REQUIRED ACTION:
Look through the entries below and report every line that has "placeholder".

Stored entries
────────
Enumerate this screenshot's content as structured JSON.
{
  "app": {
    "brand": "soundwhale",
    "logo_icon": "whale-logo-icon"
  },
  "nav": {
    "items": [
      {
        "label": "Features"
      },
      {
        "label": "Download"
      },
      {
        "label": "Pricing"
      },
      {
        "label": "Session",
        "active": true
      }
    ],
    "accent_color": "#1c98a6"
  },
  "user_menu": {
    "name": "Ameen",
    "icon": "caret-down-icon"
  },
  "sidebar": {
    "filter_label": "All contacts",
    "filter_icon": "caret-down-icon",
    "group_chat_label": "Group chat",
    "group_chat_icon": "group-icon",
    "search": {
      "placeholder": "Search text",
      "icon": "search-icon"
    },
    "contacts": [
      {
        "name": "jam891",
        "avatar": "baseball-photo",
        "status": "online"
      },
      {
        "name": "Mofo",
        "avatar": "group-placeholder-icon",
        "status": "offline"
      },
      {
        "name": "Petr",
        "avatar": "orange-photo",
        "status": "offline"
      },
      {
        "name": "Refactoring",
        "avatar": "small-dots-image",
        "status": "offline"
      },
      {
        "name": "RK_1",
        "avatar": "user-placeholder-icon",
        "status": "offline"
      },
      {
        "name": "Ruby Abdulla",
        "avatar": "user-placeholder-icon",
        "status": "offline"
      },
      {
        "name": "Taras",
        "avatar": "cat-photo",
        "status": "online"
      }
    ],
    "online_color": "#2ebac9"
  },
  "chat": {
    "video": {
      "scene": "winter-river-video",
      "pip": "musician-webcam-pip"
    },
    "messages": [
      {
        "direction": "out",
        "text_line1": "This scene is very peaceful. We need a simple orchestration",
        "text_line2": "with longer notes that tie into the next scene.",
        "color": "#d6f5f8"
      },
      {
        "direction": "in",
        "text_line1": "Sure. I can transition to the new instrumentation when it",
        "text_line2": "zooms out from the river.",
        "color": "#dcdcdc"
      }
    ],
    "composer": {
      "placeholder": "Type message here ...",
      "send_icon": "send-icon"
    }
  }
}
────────
TASK OUTPUT:
      "placeholder": "Search text",
        "avatar": "group-placeholder-icon",
        "avatar": "user-placeholder-icon",
        "avatar": "user-placeholder-icon",
      "placeholder": "Type message here ...",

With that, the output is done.